Nothing other than an exact copy of the records should be returned.

Records from a data collection:
---*---

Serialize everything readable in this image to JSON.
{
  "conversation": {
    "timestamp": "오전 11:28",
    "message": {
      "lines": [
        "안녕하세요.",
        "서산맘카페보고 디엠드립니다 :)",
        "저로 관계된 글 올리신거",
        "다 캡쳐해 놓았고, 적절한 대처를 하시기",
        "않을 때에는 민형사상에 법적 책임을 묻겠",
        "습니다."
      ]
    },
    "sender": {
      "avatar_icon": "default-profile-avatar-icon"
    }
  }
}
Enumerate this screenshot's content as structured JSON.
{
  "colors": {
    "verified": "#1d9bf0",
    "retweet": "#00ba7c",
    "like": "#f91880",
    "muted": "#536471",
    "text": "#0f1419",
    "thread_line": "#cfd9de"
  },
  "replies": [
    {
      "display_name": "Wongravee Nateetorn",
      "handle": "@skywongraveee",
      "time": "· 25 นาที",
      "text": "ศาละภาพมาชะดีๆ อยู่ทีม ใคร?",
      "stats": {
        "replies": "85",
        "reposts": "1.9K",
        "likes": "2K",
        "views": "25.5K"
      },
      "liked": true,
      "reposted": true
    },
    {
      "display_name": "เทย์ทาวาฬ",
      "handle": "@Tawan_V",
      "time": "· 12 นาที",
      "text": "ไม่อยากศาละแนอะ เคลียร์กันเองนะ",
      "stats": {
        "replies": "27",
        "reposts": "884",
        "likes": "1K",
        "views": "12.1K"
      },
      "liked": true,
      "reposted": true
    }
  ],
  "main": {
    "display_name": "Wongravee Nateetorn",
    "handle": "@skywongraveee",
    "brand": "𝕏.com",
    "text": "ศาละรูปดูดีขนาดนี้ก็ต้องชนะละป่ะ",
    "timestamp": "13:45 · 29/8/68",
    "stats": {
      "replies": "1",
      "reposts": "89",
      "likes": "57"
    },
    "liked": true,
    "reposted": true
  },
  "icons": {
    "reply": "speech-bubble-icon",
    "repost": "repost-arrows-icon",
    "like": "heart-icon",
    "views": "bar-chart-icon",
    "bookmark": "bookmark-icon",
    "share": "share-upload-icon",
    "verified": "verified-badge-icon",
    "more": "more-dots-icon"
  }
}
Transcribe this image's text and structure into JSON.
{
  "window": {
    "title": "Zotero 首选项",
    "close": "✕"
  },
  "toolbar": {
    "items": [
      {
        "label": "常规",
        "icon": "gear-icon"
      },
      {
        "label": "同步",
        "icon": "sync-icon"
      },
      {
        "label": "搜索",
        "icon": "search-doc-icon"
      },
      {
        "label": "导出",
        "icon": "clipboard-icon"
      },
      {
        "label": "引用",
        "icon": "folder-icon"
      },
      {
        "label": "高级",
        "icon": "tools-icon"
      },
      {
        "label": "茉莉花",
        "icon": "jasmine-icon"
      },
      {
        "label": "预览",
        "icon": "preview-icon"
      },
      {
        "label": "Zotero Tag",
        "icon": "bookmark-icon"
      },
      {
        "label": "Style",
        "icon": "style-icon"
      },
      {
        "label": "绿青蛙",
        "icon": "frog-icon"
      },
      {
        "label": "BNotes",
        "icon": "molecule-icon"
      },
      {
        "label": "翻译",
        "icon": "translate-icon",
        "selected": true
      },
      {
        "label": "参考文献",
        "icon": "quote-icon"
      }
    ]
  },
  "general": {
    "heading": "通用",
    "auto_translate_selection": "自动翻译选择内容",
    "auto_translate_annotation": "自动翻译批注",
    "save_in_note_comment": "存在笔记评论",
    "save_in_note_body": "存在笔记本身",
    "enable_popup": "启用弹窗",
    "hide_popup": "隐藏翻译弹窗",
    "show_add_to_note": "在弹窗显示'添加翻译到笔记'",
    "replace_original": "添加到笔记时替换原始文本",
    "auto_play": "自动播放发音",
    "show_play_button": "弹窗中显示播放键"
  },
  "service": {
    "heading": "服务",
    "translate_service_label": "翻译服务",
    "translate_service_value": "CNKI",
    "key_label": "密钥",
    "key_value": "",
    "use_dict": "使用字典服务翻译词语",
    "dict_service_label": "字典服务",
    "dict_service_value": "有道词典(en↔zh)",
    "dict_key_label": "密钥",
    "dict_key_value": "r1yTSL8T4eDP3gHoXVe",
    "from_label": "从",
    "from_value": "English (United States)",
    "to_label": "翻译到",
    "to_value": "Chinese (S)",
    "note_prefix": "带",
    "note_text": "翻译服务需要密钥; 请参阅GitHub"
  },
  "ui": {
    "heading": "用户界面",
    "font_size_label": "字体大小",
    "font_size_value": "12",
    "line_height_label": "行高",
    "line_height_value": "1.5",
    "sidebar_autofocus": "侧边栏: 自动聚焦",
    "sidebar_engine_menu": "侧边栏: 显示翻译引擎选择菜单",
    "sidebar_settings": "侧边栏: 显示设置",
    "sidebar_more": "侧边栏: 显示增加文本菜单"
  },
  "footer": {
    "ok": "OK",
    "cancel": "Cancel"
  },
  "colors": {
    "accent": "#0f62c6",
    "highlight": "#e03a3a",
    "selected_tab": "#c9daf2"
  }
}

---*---

* **Response area**:
Serialize everything readable in this image to JSON.
{
  "conversation": {
    "timestamp": "오전 11:28",
    "message": {
      "lines": [
        "안녕하세요.",
        "서산맘카페보고 디엠드립니다 :)",
        "저로 관계된 글 올리신거",
        "다 캡쳐해 놓았고, 적절한 대처를 하시기",
        "않을 때에는 민형사상에 법적 책임을 묻겠",
        "습니다."
      ]
    },
    "sender": {
      "avatar_icon": "default-profile-avatar-icon"
    }
  }
}
Enumerate this screenshot's content as structured JSON.
{
  "colors": {
    "verified": "#1d9bf0",
    "retweet": "#00ba7c",
    "like": "#f91880",
    "muted": "#536471",
    "text": "#0f1419",
    "thread_line": "#cfd9de"
  },
  "replies": [
    {
      "display_name": "Wongravee Nateetorn",
      "handle": "@skywongraveee",
      "time": "· 25 นาที",
      "text": "ศาละภาพมาชะดีๆ อยู่ทีม ใคร?",
      "stats": {
        "replies": "85",
        "reposts": "1.9K",
        "likes": "2K",
        "views": "25.5K"
      },
      "liked": true,
      "reposted": true
    },
    {
      "display_name": "เทย์ทาวาฬ",
      "handle": "@Tawan_V",
      "time": "· 12 นาที",
      "text": "ไม่อยากศาละแนอะ เคลียร์กันเองนะ",
      "stats": {
        "replies": "27",
        "reposts": "884",
        "likes": "1K",
        "views": "12.1K"
      },
      "liked": true,
      "reposted": true
    }
  ],
  "main": {
    "display_name": "Wongravee Nateetorn",
    "handle": "@skywongraveee",
    "brand": "𝕏.com",
    "text": "ศาละรูปดูดีขนาดนี้ก็ต้องชนะละป่ะ",
    "timestamp": "13:45 · 29/8/68",
    "stats": {
      "replies": "1",
      "reposts": "89",
      "likes": "57"
    },
    "liked": true,
    "reposted": true
  },
  "icons": {
    "reply": "speech-bubble-icon",
    "repost": "repost-arrows-icon",
    "like": "heart-icon",
    "views": "bar-chart-icon",
    "bookmark": "bookmark-icon",
    "share": "share-upload-icon",
    "verified": "verified-badge-icon",
    "more": "more-dots-icon"
  }
}
Transcribe this image's text and structure into JSON.
{
  "window": {
    "title": "Zotero 首选项",
    "close": "✕"
  },
  "toolbar": {
    "items": [
      {
        "label": "常规",
        "icon": "gear-icon"
      },
      {
        "label": "同步",
        "icon": "sync-icon"
      },
      {
        "label": "搜索",
        "icon": "search-doc-icon"
      },
      {
        "label": "导出",
        "icon": "clipboard-icon"
      },
      {
        "label": "引用",
        "icon": "folder-icon"
      },
      {
        "label": "高级",
        "icon": "tools-icon"
      },
      {
        "label": "茉莉花",
        "icon": "jasmine-icon"
      },
      {
        "label": "预览",
        "icon": "preview-icon"
      },
      {
        "label": "Zotero Tag",
        "icon": "bookmark-icon"
      },
      {
        "label": "Style",
        "icon": "style-icon"
      },
      {
        "label": "绿青蛙",
        "icon": "frog-icon"
      },
      {
        "label": "BNotes",
        "icon": "molecule-icon"
      },
      {
        "label": "翻译",
        "icon": "translate-icon",
        "selected": true
      },
      {
        "label": "参考文献",
        "icon": "quote-icon"
      }
    ]
  },
  "general": {
    "heading": "通用",
    "auto_translate_selection": "自动翻译选择内容",
    "auto_translate_annotation": "自动翻译批注",
    "save_in_note_comment": "存在笔记评论",
    "save_in_note_body": "存在笔记本身",
    "enable_popup": "启用弹窗",
    "hide_popup": "隐藏翻译弹窗",
    "show_add_to_note": "在弹窗显示'添加翻译到笔记'",
    "replace_original": "添加到笔记时替换原始文本",
    "auto_play": "自动播放发音",
    "show_play_button": "弹窗中显示播放键"
  },
  "service": {
    "heading": "服务",
    "translate_service_label": "翻译服务",
    "translate_service_value": "CNKI",
    "key_label": "密钥",
    "key_value": "",
    "use_dict": "使用字典服务翻译词语",
    "dict_service_label": "字典服务",
    "dict_service_value": "有道词典(en↔zh)",
    "dict_key_label": "密钥",
    "dict_key_value": "r1yTSL8T4eDP3gHoXVe",
    "from_label": "从",
    "from_value": "English (United States)",
    "to_label": "翻译到",
    "to_value": "Chinese (S)",
    "note_prefix": "带",
    "note_text": "翻译服务需要密钥; 请参阅GitHub"
  },
  "ui": {
    "heading": "用户界面",
    "font_size_label": "字体大小",
    "font_size_value": "12",
    "line_height_label": "行高",
    "line_height_value": "1.5",
    "sidebar_autofocus": "侧边栏: 自动聚焦",
    "sidebar_engine_menu": "侧边栏: 显示翻译引擎选择菜单",
    "sidebar_settings": "侧边栏: 显示设置",
    "sidebar_more": "侧边栏: 显示增加文本菜单"
  },
  "footer": {
    "ok": "OK",
    "cancel": "Cancel"
  },
  "colors": {
    "accent": "#0f62c6",
    "highlight": "#e03a3a",
    "selected_tab": "#c9daf2"
  }
}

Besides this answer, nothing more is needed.